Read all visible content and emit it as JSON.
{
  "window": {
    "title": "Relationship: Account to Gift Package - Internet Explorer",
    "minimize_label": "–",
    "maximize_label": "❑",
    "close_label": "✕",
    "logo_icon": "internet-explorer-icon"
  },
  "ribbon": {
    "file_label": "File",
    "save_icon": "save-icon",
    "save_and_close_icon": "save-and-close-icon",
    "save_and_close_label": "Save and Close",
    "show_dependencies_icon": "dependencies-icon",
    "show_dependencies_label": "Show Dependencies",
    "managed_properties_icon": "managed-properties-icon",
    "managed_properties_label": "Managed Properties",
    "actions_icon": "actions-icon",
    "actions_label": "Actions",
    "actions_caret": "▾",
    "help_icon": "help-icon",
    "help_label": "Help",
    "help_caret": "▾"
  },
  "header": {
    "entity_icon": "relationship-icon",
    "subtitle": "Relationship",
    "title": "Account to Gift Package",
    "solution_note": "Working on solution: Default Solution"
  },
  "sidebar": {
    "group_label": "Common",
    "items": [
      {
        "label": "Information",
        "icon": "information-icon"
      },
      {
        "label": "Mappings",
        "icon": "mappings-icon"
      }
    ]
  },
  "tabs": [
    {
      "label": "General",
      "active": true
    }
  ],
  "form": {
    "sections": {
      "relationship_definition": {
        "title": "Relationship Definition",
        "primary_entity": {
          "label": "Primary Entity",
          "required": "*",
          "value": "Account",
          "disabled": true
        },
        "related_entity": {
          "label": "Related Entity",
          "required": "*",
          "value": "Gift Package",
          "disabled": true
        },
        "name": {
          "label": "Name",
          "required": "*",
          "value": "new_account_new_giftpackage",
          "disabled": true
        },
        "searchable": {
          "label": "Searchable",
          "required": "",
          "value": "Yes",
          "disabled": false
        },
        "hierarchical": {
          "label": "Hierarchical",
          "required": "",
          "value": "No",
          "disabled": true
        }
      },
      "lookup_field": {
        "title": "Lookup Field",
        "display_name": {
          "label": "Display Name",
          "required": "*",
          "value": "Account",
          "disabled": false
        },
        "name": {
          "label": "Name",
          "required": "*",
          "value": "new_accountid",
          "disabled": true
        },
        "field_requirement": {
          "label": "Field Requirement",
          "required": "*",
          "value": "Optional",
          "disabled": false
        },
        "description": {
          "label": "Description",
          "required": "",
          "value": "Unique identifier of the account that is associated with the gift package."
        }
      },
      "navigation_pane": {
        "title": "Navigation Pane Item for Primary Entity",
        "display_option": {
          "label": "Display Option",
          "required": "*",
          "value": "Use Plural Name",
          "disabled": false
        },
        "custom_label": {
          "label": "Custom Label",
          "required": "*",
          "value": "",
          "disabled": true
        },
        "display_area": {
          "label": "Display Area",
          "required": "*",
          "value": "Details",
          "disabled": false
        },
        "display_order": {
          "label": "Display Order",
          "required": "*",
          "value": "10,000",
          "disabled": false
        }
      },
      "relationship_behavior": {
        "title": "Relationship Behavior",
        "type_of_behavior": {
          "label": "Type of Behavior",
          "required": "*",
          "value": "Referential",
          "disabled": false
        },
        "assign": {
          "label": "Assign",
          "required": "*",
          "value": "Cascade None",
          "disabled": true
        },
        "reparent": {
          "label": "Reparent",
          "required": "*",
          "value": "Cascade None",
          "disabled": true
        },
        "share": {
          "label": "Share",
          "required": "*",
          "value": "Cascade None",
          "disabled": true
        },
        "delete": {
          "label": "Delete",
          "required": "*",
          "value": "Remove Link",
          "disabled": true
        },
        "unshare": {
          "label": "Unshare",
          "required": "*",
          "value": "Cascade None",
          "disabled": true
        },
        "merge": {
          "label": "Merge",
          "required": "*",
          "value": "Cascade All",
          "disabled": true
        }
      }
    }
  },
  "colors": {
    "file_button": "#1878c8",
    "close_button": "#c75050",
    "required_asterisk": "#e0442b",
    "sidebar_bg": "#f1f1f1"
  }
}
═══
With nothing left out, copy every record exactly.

* _Task response_
Read all visible content and emit it as JSON.
{
  "window": {
    "title": "Relationship: Account to Gift Package - Internet Explorer",
    "minimize_label": "–",
    "maximize_label": "❑",
    "close_label": "✕",
    "logo_icon": "internet-explorer-icon"
  },
  "ribbon": {
    "file_label": "File",
    "save_icon": "save-icon",
    "save_and_close_icon": "save-and-close-icon",
    "save_and_close_label": "Save and Close",
    "show_dependencies_icon": "dependencies-icon",
    "show_dependencies_label": "Show Dependencies",
    "managed_properties_icon": "managed-properties-icon",
    "managed_properties_label": "Managed Properties",
    "actions_icon": "actions-icon",
    "actions_label": "Actions",
    "actions_caret": "▾",
    "help_icon": "help-icon",
    "help_label": "Help",
    "help_caret": "▾"
  },
  "header": {
    "entity_icon": "relationship-icon",
    "subtitle": "Relationship",
    "title": "Account to Gift Package",
    "solution_note": "Working on solution: Default Solution"
  },
  "sidebar": {
    "group_label": "Common",
    "items": [
      {
        "label": "Information",
        "icon": "information-icon"
      },
      {
        "label": "Mappings",
        "icon": "mappings-icon"
      }
    ]
  },
  "tabs": [
    {
      "label": "General",
      "active": true
    }
  ],
  "form": {
    "sections": {
      "relationship_definition": {
        "title": "Relationship Definition",
        "primary_entity": {
          "label": "Primary Entity",
          "required": "*",
          "value": "Account",
          "disabled": true
        },
        "related_entity": {
          "label": "Related Entity",
          "required": "*",
          "value": "Gift Package",
          "disabled": true
        },
        "name": {
          "label": "Name",
          "required": "*",
          "value": "new_account_new_giftpackage",
          "disabled": true
        },
        "searchable": {
          "label": "Searchable",
          "required": "",
          "value": "Yes",
          "disabled": false
        },
        "hierarchical": {
          "label": "Hierarchical",
          "required": "",
          "value": "No",
          "disabled": true
        }
      },
      "lookup_field": {
        "title": "Lookup Field",
        "display_name": {
          "label": "Display Name",
          "required": "*",
          "value": "Account",
          "disabled": false
        },
        "name": {
          "label": "Name",
          "required": "*",
          "value": "new_accountid",
          "disabled": true
        },
        "field_requirement": {
          "label": "Field Requirement",
          "required": "*",
          "value": "Optional",
          "disabled": false
        },
        "description": {
          "label": "Description",
          "required": "",
          "value": "Unique identifier of the account that is associated with the gift package."
        }
      },
      "navigation_pane": {
        "title": "Navigation Pane Item for Primary Entity",
        "display_option": {
          "label": "Display Option",
          "required": "*",
          "value": "Use Plural Name",
          "disabled": false
        },
        "custom_label": {
          "label": "Custom Label",
          "required": "*",
          "value": "",
          "disabled": true
        },
        "display_area": {
          "label": "Display Area",
          "required": "*",
          "value": "Details",
          "disabled": false
        },
        "display_order": {
          "label": "Display Order",
          "required": "*",
          "value": "10,000",
          "disabled": false
        }
      },
      "relationship_behavior": {
        "title": "Relationship Behavior",
        "type_of_behavior": {
          "label": "Type of Behavior",
          "required": "*",
          "value": "Referential",
          "disabled": false
        },
        "assign": {
          "label": "Assign",
          "required": "*",
          "value": "Cascade None",
          "disabled": true
        },
        "reparent": {
          "label": "Reparent",
          "required": "*",
          "value": "Cascade None",
          "disabled": true
        },
        "share": {
          "label": "Share",
          "required": "*",
          "value": "Cascade None",
          "disabled": true
        },
        "delete": {
          "label": "Delete",
          "required": "*",
          "value": "Remove Link",
          "disabled": true
        },
        "unshare": {
          "label": "Unshare",
          "required": "*",
          "value": "Cascade None",
          "disabled": true
        },
        "merge": {
          "label": "Merge",
          "required": "*",
          "value": "Cascade All",
          "disabled": true
        }
      }
    }
  },
  "colors": {
    "file_button": "#1878c8",
    "close_button": "#c75050",
    "required_asterisk": "#e0442b",
    "sidebar_bg": "#f1f1f1"
  }
}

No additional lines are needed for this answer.